Gundershoffen in or shortly before 1898
Coat of arms of Gundershoffen
Coat of arms
Gundershoffen is located in France
Location within Grand Est region
Gundershoffen is located in Grand Est
Coordinates: 48°55′N 7°40′E / 48.91°N 7.66°E / 48.91; 7.66Coordinates: 48°55′N 7°40′E / 48.91°N 7.66°E / 48.91; 7.66
Country France
Region Grand Est
Department Bas-Rhin
Arrondissement Haguenau-Wissembourg
Canton Reichshoffen
 • Mayor (2001–2008) Claude Muckensturm
Area1 17.55 km2 (6.78 sq mi)
Population (2006)2 3,503
 • Density 200/km2 (520/sq mi)
Time zone CET (UTC+1)
 • Summer (DST) CEST (UTC+2)
INSEE/Postal code 67176 /67110
Elevation 163–261 m (535–856 ft)

1 French Land Register data, which excludes lakes, ponds, glaciers > 1 km2 (0.386 sq mi or 247 acres) and river estuaries.

2 Population without double counting: residents of multiple communes (e.g., students and military personnel) only counted once.

Gundershoffen (German: Gundershofen) is a commune in the Bas-Rhin department in Grand Est in north-eastern France.


Archaeological finds such as coins, pottery and statues from the third century testify to the presence of a settlement here in the Gallo-Roman period.

The earliest surviving written record of the place dates from 1232, where the name used for the settlement is Guntershoven, a name which endured at least until the seventeenth century.

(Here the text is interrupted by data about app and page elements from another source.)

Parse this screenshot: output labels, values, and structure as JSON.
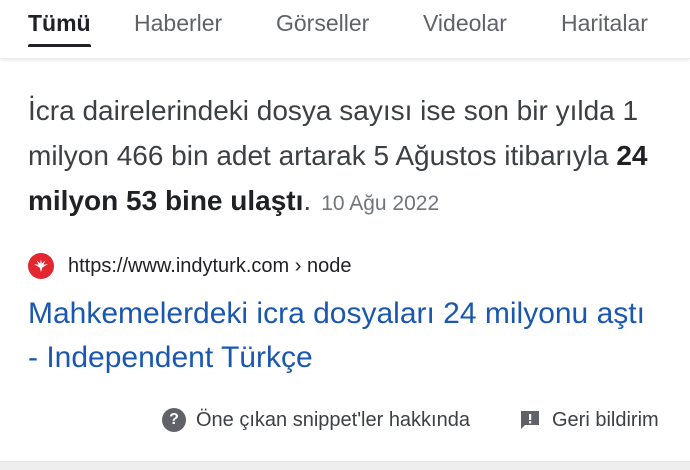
{
  "tabs": [
    {
      "label": "Tümü",
      "active": true
    },
    {
      "label": "Haberler",
      "active": false
    },
    {
      "label": "Görseller",
      "active": false
    },
    {
      "label": "Videolar",
      "active": false
    },
    {
      "label": "Haritalar",
      "active": false
    }
  ],
  "snippet": {
    "text_before_bold": "İcra dairelerindeki dosya sayısı ise son bir yılda 1 milyon 466 bin adet artarak 5 Ağustos itibarıyla ",
    "text_bold": "24 milyon 53 bine ulaştı",
    "text_after_bold": ".",
    "date": "10 Ağu 2022"
  },
  "result": {
    "favicon_icon": "indyturk-favicon-icon",
    "favicon_color": "#e3262f",
    "url": "https://www.indyturk.com › node",
    "title": "Mahkemelerdeki icra dosyaları 24 milyonu aştı - Independent Türkçe",
    "title_color": "#1a57b0"
  },
  "footer": {
    "about_label": "Öne çıkan snippet'ler hakkında",
    "about_icon": "help-icon",
    "feedback_label": "Geri bildirim",
    "feedback_icon": "feedback-icon"
  }
}
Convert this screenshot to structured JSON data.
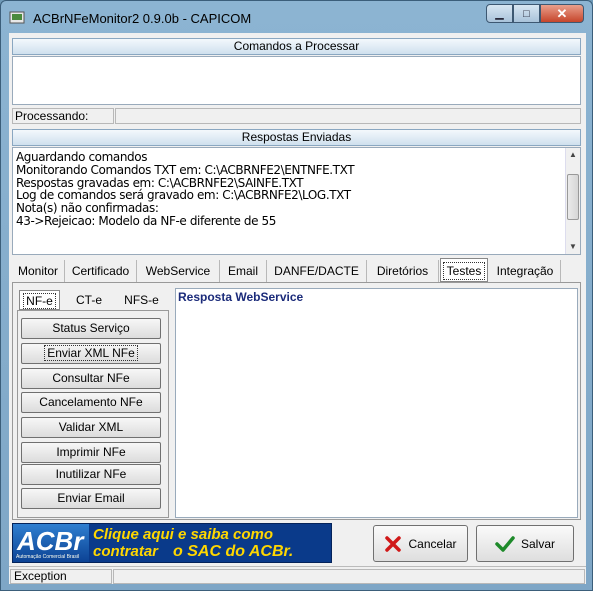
{
  "window": {
    "title": "ACBrNFeMonitor2 0.9.0b - CAPICOM"
  },
  "sections": {
    "commands_header": "Comandos a Processar",
    "processing_label": "Processando:",
    "responses_header": "Respostas Enviadas"
  },
  "log_lines": [
    "Aguardando comandos",
    "Monitorando Comandos TXT em: C:\\ACBRNFE2\\ENTNFE.TXT",
    "Respostas gravadas em: C:\\ACBRNFE2\\SAINFE.TXT",
    "Log de comandos será gravado em: C:\\ACBRNFE2\\LOG.TXT",
    "Nota(s) não confirmadas:",
    "43->Rejeicao: Modelo da NF-e diferente de 55"
  ],
  "tabs": [
    "Monitor",
    "Certificado",
    "WebService",
    "Email",
    "DANFE/DACTE",
    "Diretórios",
    "Testes",
    "Integração"
  ],
  "active_tab": "Testes",
  "subtabs": [
    "NF-e",
    "CT-e",
    "NFS-e"
  ],
  "active_subtab": "NF-e",
  "actions": [
    "Status Serviço",
    "Enviar XML NFe",
    "Consultar NFe",
    "Cancelamento NFe",
    "Validar XML",
    "Imprimir NFe",
    "Inutilizar NFe",
    "Enviar Email"
  ],
  "response_panel": {
    "title": "Resposta WebService"
  },
  "banner": {
    "logo_text": "ACBr",
    "logo_sub": "Automação Comercial Brasil",
    "line1": "Clique aqui e saiba como contratar",
    "line2": "o SAC do ACBr."
  },
  "buttons": {
    "cancel": "Cancelar",
    "save": "Salvar"
  },
  "status": {
    "text": "Exception"
  },
  "colors": {
    "banner_bg": "#0a3a8a",
    "promo_text": "#ffd700",
    "panel_header": "#cfe0ee"
  }
}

The village was at one stage owned by the Dukes of Lorraine. Like many villages in Alsace, Gundershoffen was ravaged by the Thirty Years War with savage depopulation resulting: it was subsequently repopulated by families from Switzerland.

In 1940 the Germans recovered Alsace and the little town suffered badly from the fighting of the Second World War. Liberation appeared in the form of the US Army on December 3, 1944, but the area was recaptured by German troops. Only in March 1945 were the German fighters finally expelled.


Gundershoffen possesses an eighteenth-century Protestant church and a modern Catholic one.

The Jewish cemetery dates from the late eighteenth or early nineteenth century, and continues to be used by Gundershoffen and by the neighbouring commune of Reichshoffen.[1]

See also[edit]